Now showing 1 - 3 of 3
  • Publication
    Adolescents׳ perceptions of peers with depression: An attributional analysis
    (Elsevier, 2014-08-30) ;
    Understanding adolescents׳ perceptions of peers with depression is vital in order to tackle peer exclusion and lessen stigmatization. To examine adolescents׳ perceptions of a hypothetical peer with depression, we test an attributional model: that stigma towards persons with mental disorders is influenced by attributions about the causes of their disorders and inferences of personal responsibility. Participants were 401 adolescents from 4th year/10th grade with an age range of 14.75–17.08 years (M=15.90 years; S.D.=0.403 years). Structural Equation Modeling was employed to assess the relationships among causal attributions (personal control), perceived responsibility, and emotional reactions, in predicting social acceptance/exclusion of a peer with depression. Results indicated that (a) if the peer with depression is perceived as having little control over the cause of depression, responsibility is not inferred, participants feel sympathy and pity, and are likely to socially accept the peer (b) gender of vignette character and participant influence these responses. This study builds on our theoretical understanding of why adolescents with depression may face social exclusion from peers by applying a well‐established theory in social psychology. Findings should be incorporated into the design of interventions aimed at reducing peer exclusion and stigmatization of adolescents with depression.

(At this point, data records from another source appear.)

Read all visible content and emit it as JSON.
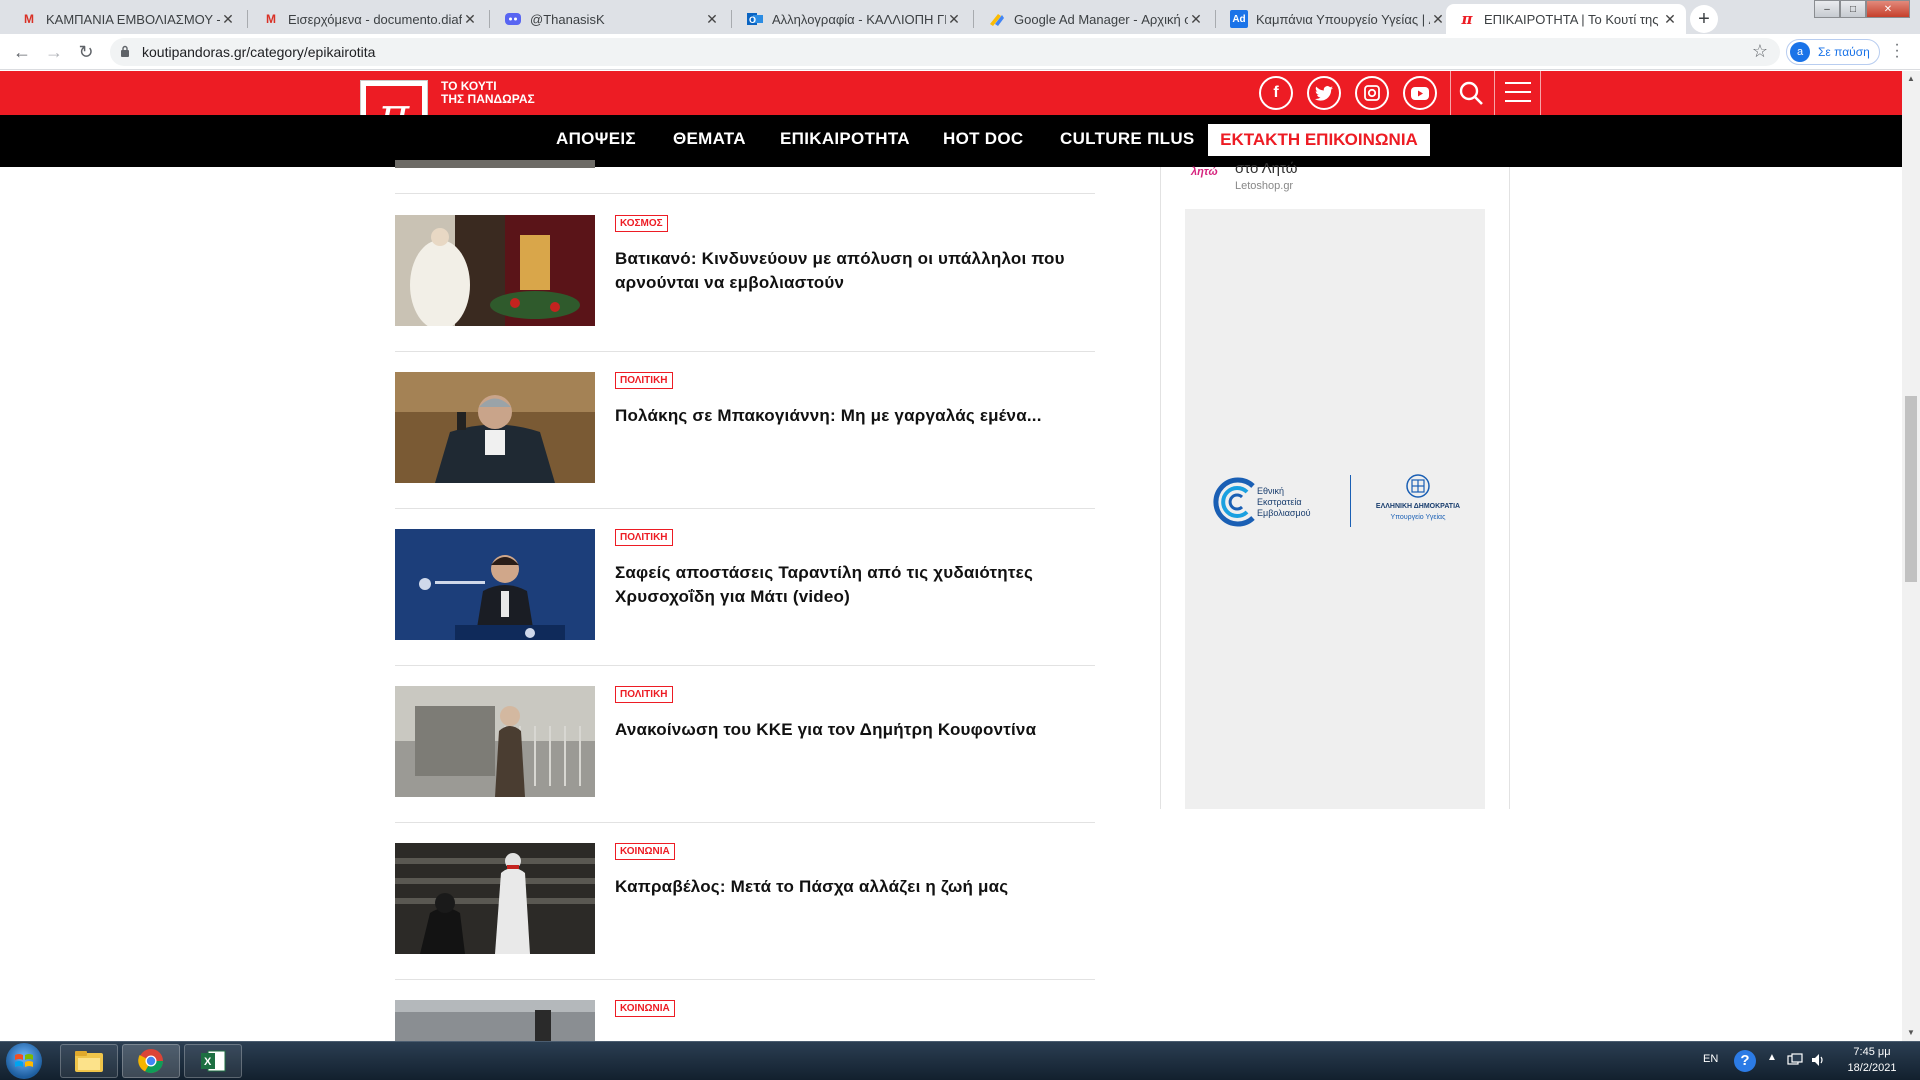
{
  "browser": {
    "tabs": [
      {
        "title": "ΚΑΜΠΑΝΙΑ ΕΜΒΟΛΙΑΣΜΟΥ - do",
        "icon": "gmail-icon"
      },
      {
        "title": "Εισερχόμενα - documento.diafim",
        "icon": "gmail-icon"
      },
      {
        "title": "@ThanasisK",
        "icon": "discord-icon"
      },
      {
        "title": "Αλληλογραφία - ΚΑΛΛΙΟΠΗ ΓΕΩ",
        "icon": "outlook-icon"
      },
      {
        "title": "Google Ad Manager - Αρχική σε",
        "icon": "ad-manager-icon"
      },
      {
        "title": "Καμπάνια Υπουργείο Υγείας | Ad",
        "icon": "adwords-icon"
      },
      {
        "title": "ΕΠΙΚΑΙΡΟΤΗΤΑ | Το Κουτί της Πα",
        "icon": "pandora-icon"
      }
    ],
    "url": "koutipandoras.gr/category/epikairotita",
    "profile_label": "Σε παύση",
    "profile_initial": "a"
  },
  "site": {
    "logo_line1": "ΤΟ ΚΟΥΤΙ",
    "logo_line2": "ΤΗΣ ΠΑΝΔΩΡΑΣ",
    "logo_symbol": "π",
    "accent": "#ed1c24",
    "social": [
      {
        "name": "facebook-icon",
        "glyph": "f"
      },
      {
        "name": "twitter-icon",
        "glyph": "t"
      },
      {
        "name": "instagram-icon",
        "glyph": "◎"
      },
      {
        "name": "youtube-icon",
        "glyph": "▶"
      }
    ],
    "menu": [
      "ΑΠΟΨΕΙΣ",
      "ΘΕΜΑΤΑ",
      "ΕΠΙΚΑΙΡΟΤΗΤΑ",
      "HOT DOC",
      "CULTURE ΠLUS"
    ],
    "menu_cta": "ΕΚΤΑΚΤΗ ΕΠΙΚΟΙΝΩΝΙΑ"
  },
  "articles": [
    {
      "category": "ΚΟΣΜΟΣ",
      "title": "Βατικανό: Κινδυνεύουν με απόλυση οι υπάλληλοι που αρνούνται να εμβολιαστούν"
    },
    {
      "category": "ΠΟΛΙΤΙΚΗ",
      "title": "Πολάκης σε Μπακογιάννη: Μη με γαργαλάς εμένα..."
    },
    {
      "category": "ΠΟΛΙΤΙΚΗ",
      "title": "Σαφείς αποστάσεις Ταραντίλη από τις χυδαιότητες Χρυσοχοΐδη για Μάτι (video)"
    },
    {
      "category": "ΠΟΛΙΤΙΚΗ",
      "title": "Ανακοίνωση του ΚΚΕ για τον Δημήτρη Κουφοντίνα"
    },
    {
      "category": "ΚΟΙΝΩΝΙΑ",
      "title": "Καπραβέλος: Μετά το Πάσχα αλλάζει η ζωή μας"
    },
    {
      "category": "ΚΟΙΝΩΝΙΑ",
      "title": ""
    }
  ],
  "sidebar": {
    "sponsor_logo": "λητώ",
    "sponsor_title": "στο Λητώ",
    "sponsor_source": "Letoshop.gr",
    "ad": {
      "campaign_line1": "Εθνική",
      "campaign_line2": "Εκστρατεία",
      "campaign_line3": "Εμβολιασμού",
      "gov_line1": "ΕΛΛΗΝΙΚΗ ΔΗΜΟΚΡΑΤΙΑ",
      "gov_line2": "Υπουργείο Υγείας"
    }
  },
  "taskbar": {
    "language": "EN",
    "time": "7:45 μμ",
    "date": "18/2/2021",
    "apps": [
      "explorer-icon",
      "chrome-icon",
      "excel-icon"
    ]
  }
}
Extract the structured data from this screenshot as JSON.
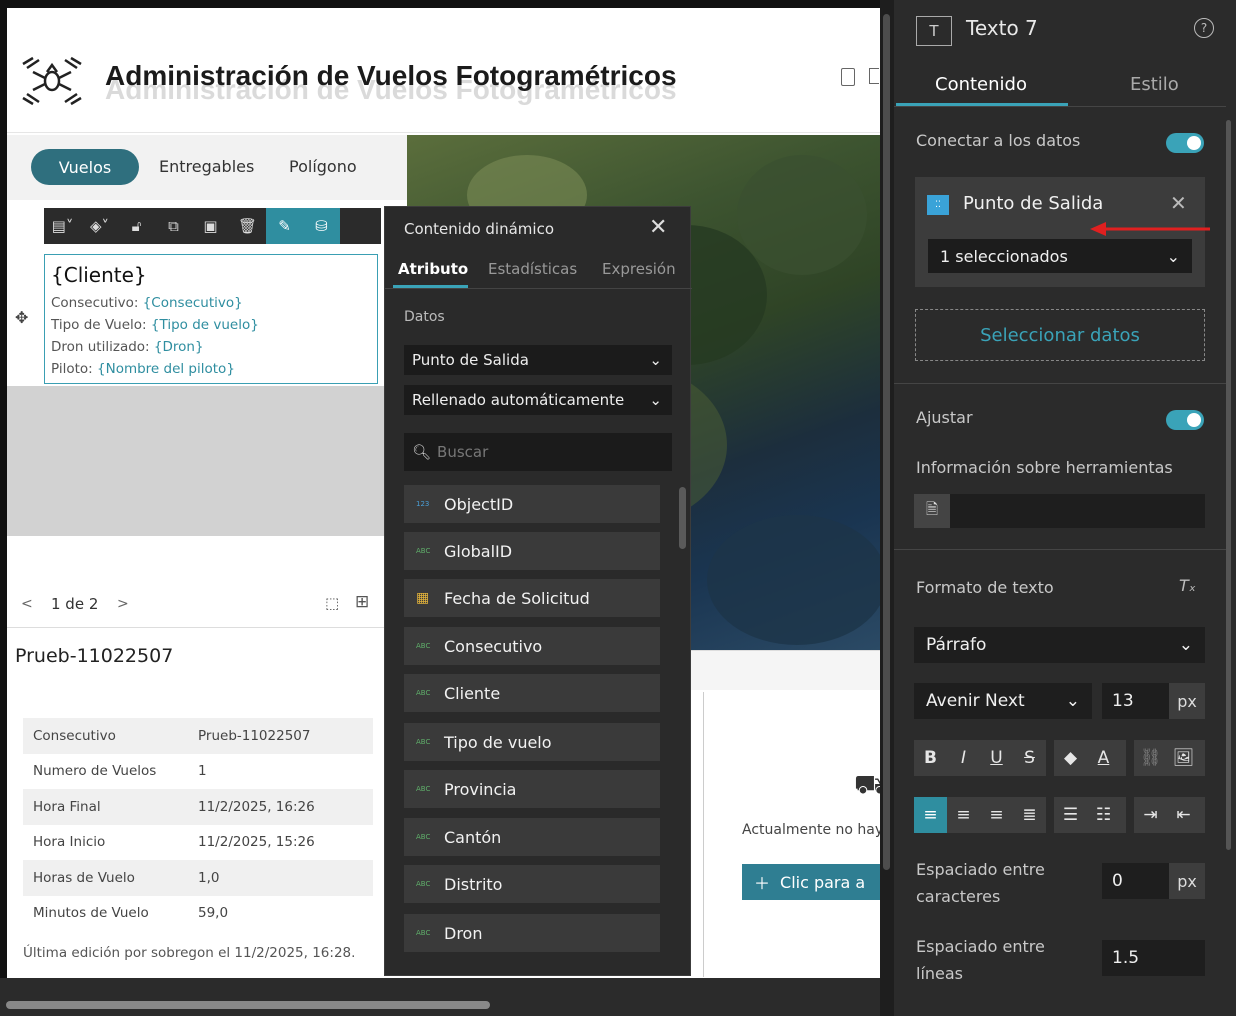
{
  "app": {
    "title": "Administración de Vuelos Fotogramétricos"
  },
  "nav": {
    "items": [
      "Vuelos",
      "Entregables",
      "Polígono"
    ],
    "active": "Vuelos"
  },
  "text_widget": {
    "title": "{Cliente}",
    "lines": [
      {
        "label": "Consecutivo: ",
        "field": "{Consecutivo}"
      },
      {
        "label": "Tipo de Vuelo: ",
        "field": "{Tipo de vuelo}"
      },
      {
        "label": "Dron utilizado: ",
        "field": "{Dron}"
      },
      {
        "label": "Piloto: ",
        "field": "{Nombre del piloto}"
      }
    ]
  },
  "pager": {
    "prev": "<",
    "text": "1 de 2",
    "next": ">"
  },
  "record": {
    "id": "Prueb-11022507",
    "attributes": [
      {
        "key": "Consecutivo",
        "value": "Prueb-11022507"
      },
      {
        "key": "Numero de Vuelos",
        "value": "1"
      },
      {
        "key": "Hora Final",
        "value": "11/2/2025, 16:26"
      },
      {
        "key": "Hora Inicio",
        "value": "11/2/2025, 15:26"
      },
      {
        "key": "Horas de Vuelo",
        "value": "1,0"
      },
      {
        "key": "Minutos de Vuelo",
        "value": "59,0"
      }
    ],
    "last_edit": "Última edición por sobregon el 11/2/2025, 16:28."
  },
  "empty_card": {
    "message": "Actualmente no hay",
    "button": "Clic para a"
  },
  "dynamic_panel": {
    "title": "Contenido dinámico",
    "tabs": [
      "Atributo",
      "Estadísticas",
      "Expresión"
    ],
    "active_tab": "Atributo",
    "data_label": "Datos",
    "data_source": "Punto de Salida",
    "fill_mode": "Rellenado automáticamente",
    "search_placeholder": "Buscar",
    "fields": [
      {
        "name": "ObjectID",
        "type": "123"
      },
      {
        "name": "GlobalID",
        "type": "ABC"
      },
      {
        "name": "Fecha de Solicitud",
        "type": "date"
      },
      {
        "name": "Consecutivo",
        "type": "ABC"
      },
      {
        "name": "Cliente",
        "type": "ABC"
      },
      {
        "name": "Tipo de vuelo",
        "type": "ABC"
      },
      {
        "name": "Provincia",
        "type": "ABC"
      },
      {
        "name": "Cantón",
        "type": "ABC"
      },
      {
        "name": "Distrito",
        "type": "ABC"
      },
      {
        "name": "Dron",
        "type": "ABC"
      }
    ]
  },
  "settings": {
    "widget_title": "Texto 7",
    "tabs": [
      "Contenido",
      "Estilo"
    ],
    "active_tab": "Contenido",
    "connect_label": "Conectar a los datos",
    "connect_on": true,
    "datasource_name": "Punto de Salida",
    "datasource_selection": "1 seleccionados",
    "select_data": "Seleccionar datos",
    "wrap_label": "Ajustar",
    "wrap_on": true,
    "tooltip_label": "Información sobre herramientas",
    "format_label": "Formato de texto",
    "paragraph": "Párrafo",
    "font": "Avenir Next",
    "font_size": "13",
    "font_unit": "px",
    "letter_spacing_label": "Espaciado entre caracteres",
    "letter_spacing": "0",
    "letter_spacing_unit": "px",
    "line_spacing_label": "Espaciado entre líneas",
    "line_spacing": "1.5"
  },
  "colors": {
    "accent": "#3aa3b8",
    "pill": "#2f6f7e",
    "panel_bg": "#2b2b2b",
    "annotation_arrow": "#e02020"
  }
}
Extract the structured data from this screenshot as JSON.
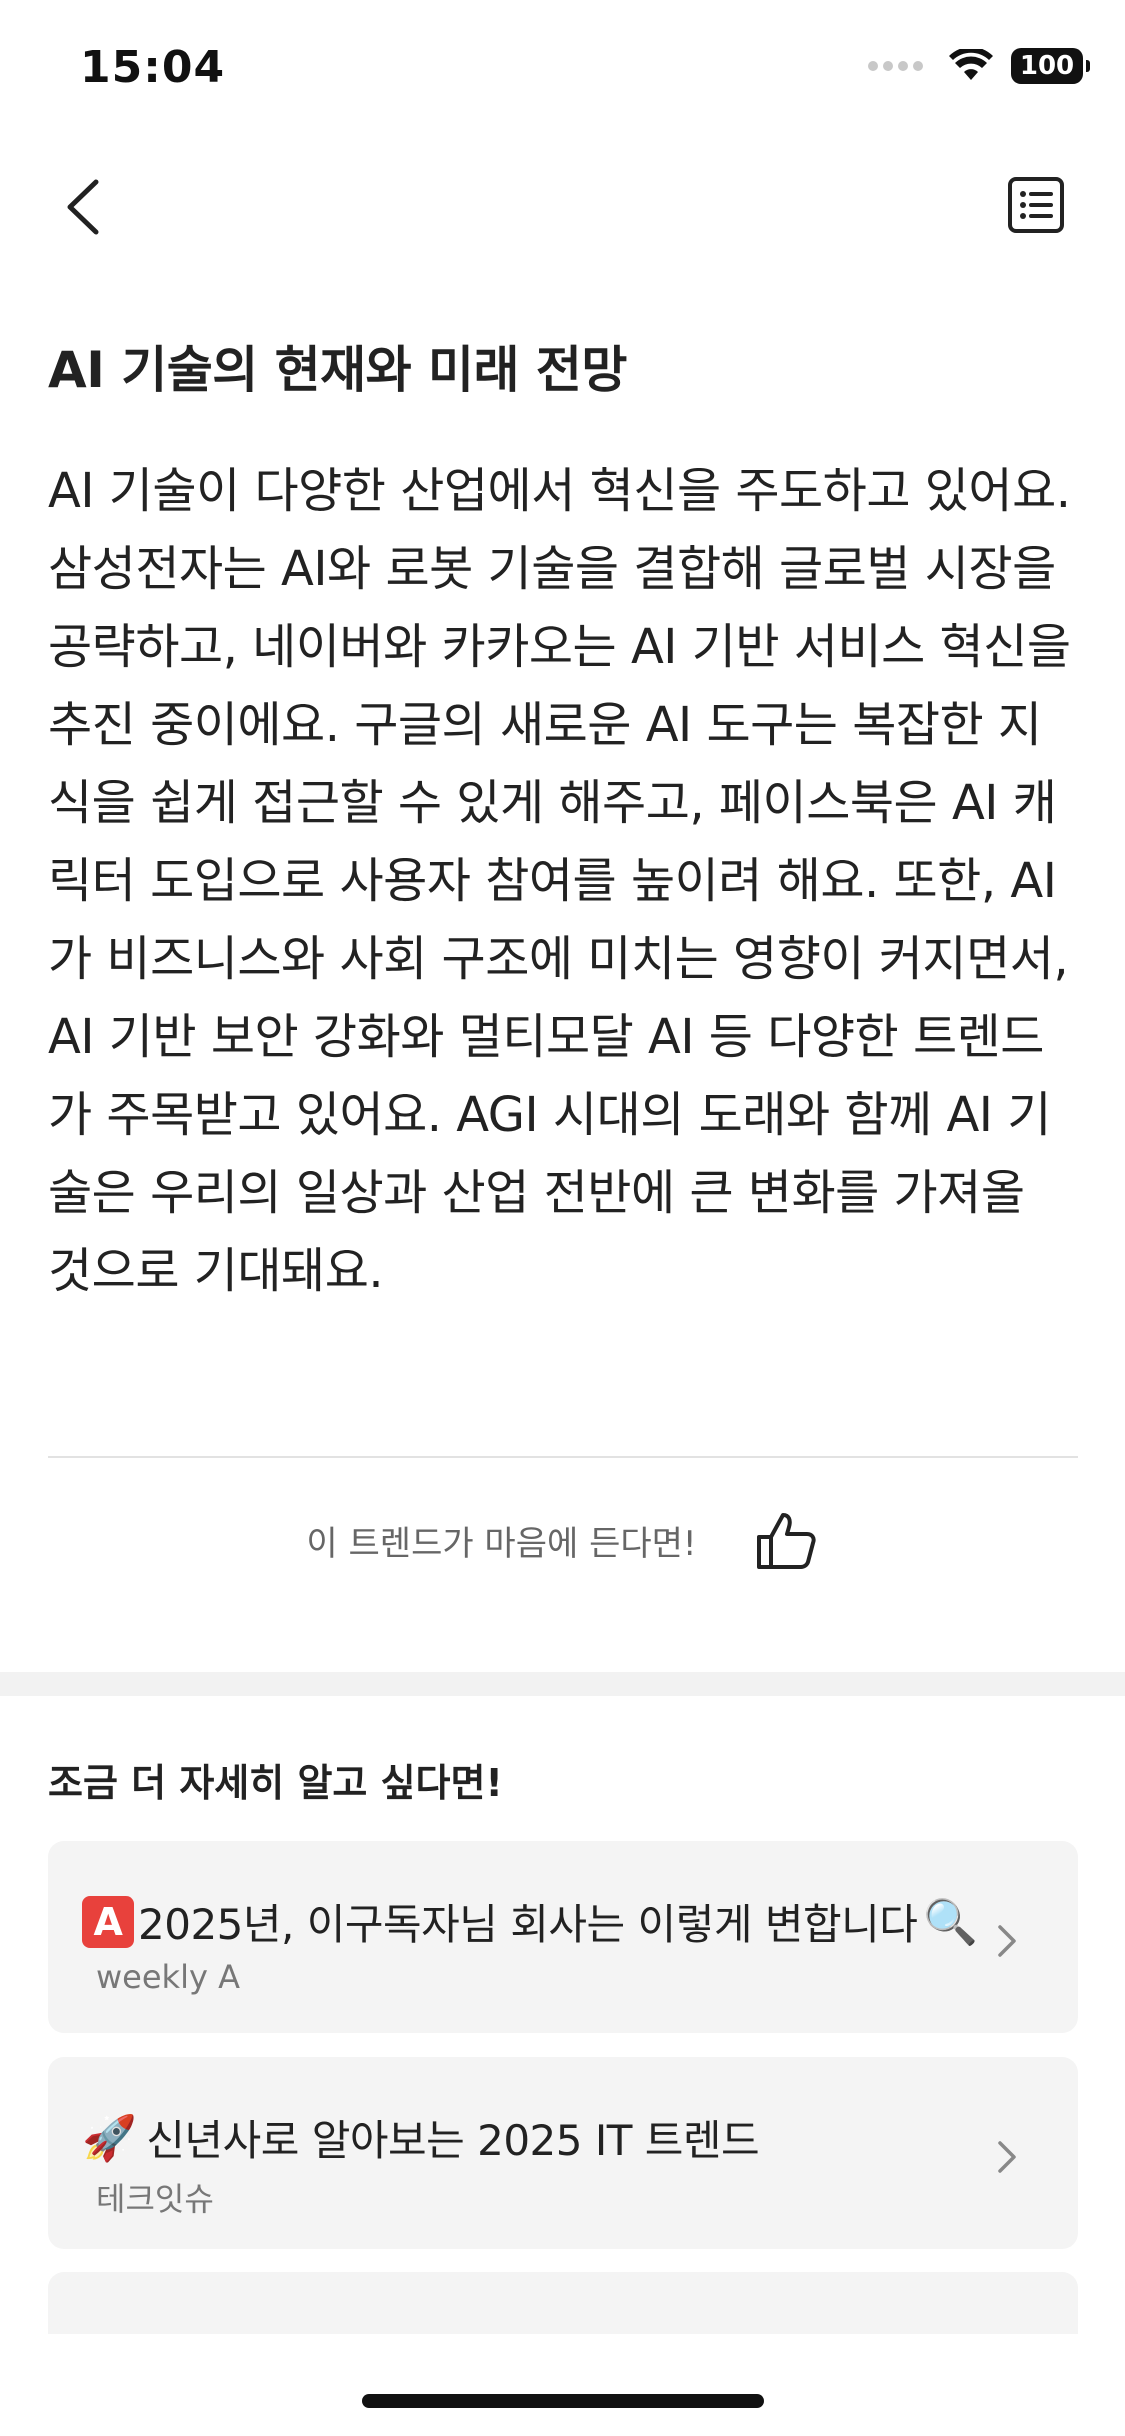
{
  "status_bar": {
    "time": "15:04",
    "battery": "100"
  },
  "article": {
    "title": "AI 기술의 현재와 미래 전망",
    "body": "AI 기술이 다양한 산업에서 혁신을 주도하고 있어요. 삼성전자는 AI와 로봇 기술을 결합해 글로벌 시장을 공략하고, 네이버와 카카오는 AI 기반 서비스 혁신을 추진 중이에요. 구글의 새로운 AI 도구는 복잡한 지식을 쉽게 접근할 수 있게 해주고, 페이스북은 AI 캐릭터 도입으로 사용자 참여를 높이려 해요. 또한, AI가 비즈니스와 사회 구조에 미치는 영향이 커지면서, AI 기반 보안 강화와 멀티모달 AI 등 다양한 트렌드가 주목받고 있어요. AGI 시대의 도래와 함께 AI 기술은 우리의 일상과 산업 전반에 큰 변화를 가져올 것으로 기대돼요."
  },
  "like": {
    "text": "이 트렌드가 마음에 든다면!"
  },
  "related": {
    "heading": "조금 더 자세히 알고 싶다면!",
    "items": [
      {
        "prefix": "A",
        "title": "2025년, 이구독자님 회사는 이렇게 변합니다",
        "suffix": "🔍",
        "source": "weekly A"
      },
      {
        "prefix": "🚀",
        "title": "신년사로 알아보는 2025 IT 트렌드",
        "source": "테크잇슈"
      }
    ]
  },
  "icons": {
    "back": "chevron-left-icon",
    "toc": "list-icon",
    "like": "thumbs-up-icon",
    "card_arrow": "chevron-right-icon"
  },
  "colors": {
    "accent_red": "#e8413c",
    "card_bg": "#f4f4f4",
    "muted_text": "#777777"
  }
}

      531Scopus© Citations 19
  • Publication
    Labelling effects and adolescent responses to peers with depression: an experimental investigation
    (Springer, 2017-06-24) ;
    Background: The impact of illness labels on the stigma experiences of individuals with mental health problems is a matter of ongoing debate. Some argue that labels have a negative influence on judgments and should be avoided in favour of information emphasising the existence of a continuum of mental health/illness. Others believe that behavioral symptoms are more powerful influencers of stigma than labels. The phenomenon has received little attention in adolescent research, despite the critical importance of the peer group at this developmental stage. This study employs a novel experimental design to examine the impact of the depression label and continuum information on adolescents' responses to peers with depression. Methods: Participants were 156 adolescents, 76 male, 80 female (M = 16.25 years; SD = .361), assigned to one of three conditions (Control, Label, Continuum). Participants respond to four audio-visual vignette characters (two clinically depressed) on three occasions. Outcome measures included judgment of the mental health of the vignette characters and emotional responses to them. Results: Neither the provision of a depression label or continuum information influenced perceptions of the mental health of the characters in the audio-visual vignettes or participants' emotional responses to them. Conclusion: The findings have implications for the design of interventions to combat depression stigma with adolescents. Interventions should not necessarily target perceptions of psychiatric labels, but rather perceptions of symptomatic behaviour.
      318Scopus© Citations 13
  • Publication
    Prevalence and correlates of psychotic like experiences in a nationally representative community sample of adolescents in Ireland
    Adolescent psychotic like experiences (PLEs) are an important area of research, yet only a small number of community surveys have investigated their psychosocial correlates. This study presents the prevalence and correlates of three types of PLEs in a nationally representative community sample of 12–19 year olds in Ireland (N = 5910). Correlates are considered across five domains: demographic, stressful life experiences, emotional/behavioral problems, substance use, and personal resources. Auditory hallucinations were reported by 13.7% of participants, 10.4% reported visual hallucinations and 13.1% reported paranoid thoughts. Participants who had experienced two of the three PLEs were assigned “risk” status (10.4%; n = 616). Using binary logistic regression, PLEs were associated with a range of correlates across the five domains. Key correlates of risk status include depression (OR 4.07; 95% CI 3.39–4.88), low self-esteem (OR 4.03 95% CI 3.34–4.86), low optimism (OR 3.56; 95% CI 2.96–4.28), school misconduct (OR 3.10 95%; CI 2.56–3.75), and high avoidance coping (OR 2.86 95% CI 2.34–3.49). These associations remained significant in a multivariate analysis. While correlates for each of the three PLEs were similar, there were some nuances in these patterns. Notably, demographic and substance use variables were the weakest groups of correlates. Personal resources (e.g. self-esteem, optimism and coping) have been poorly studied in the adolescent PLE literature and these findings provide important insights for future research and intervention design.
      419Scopus© Citations 44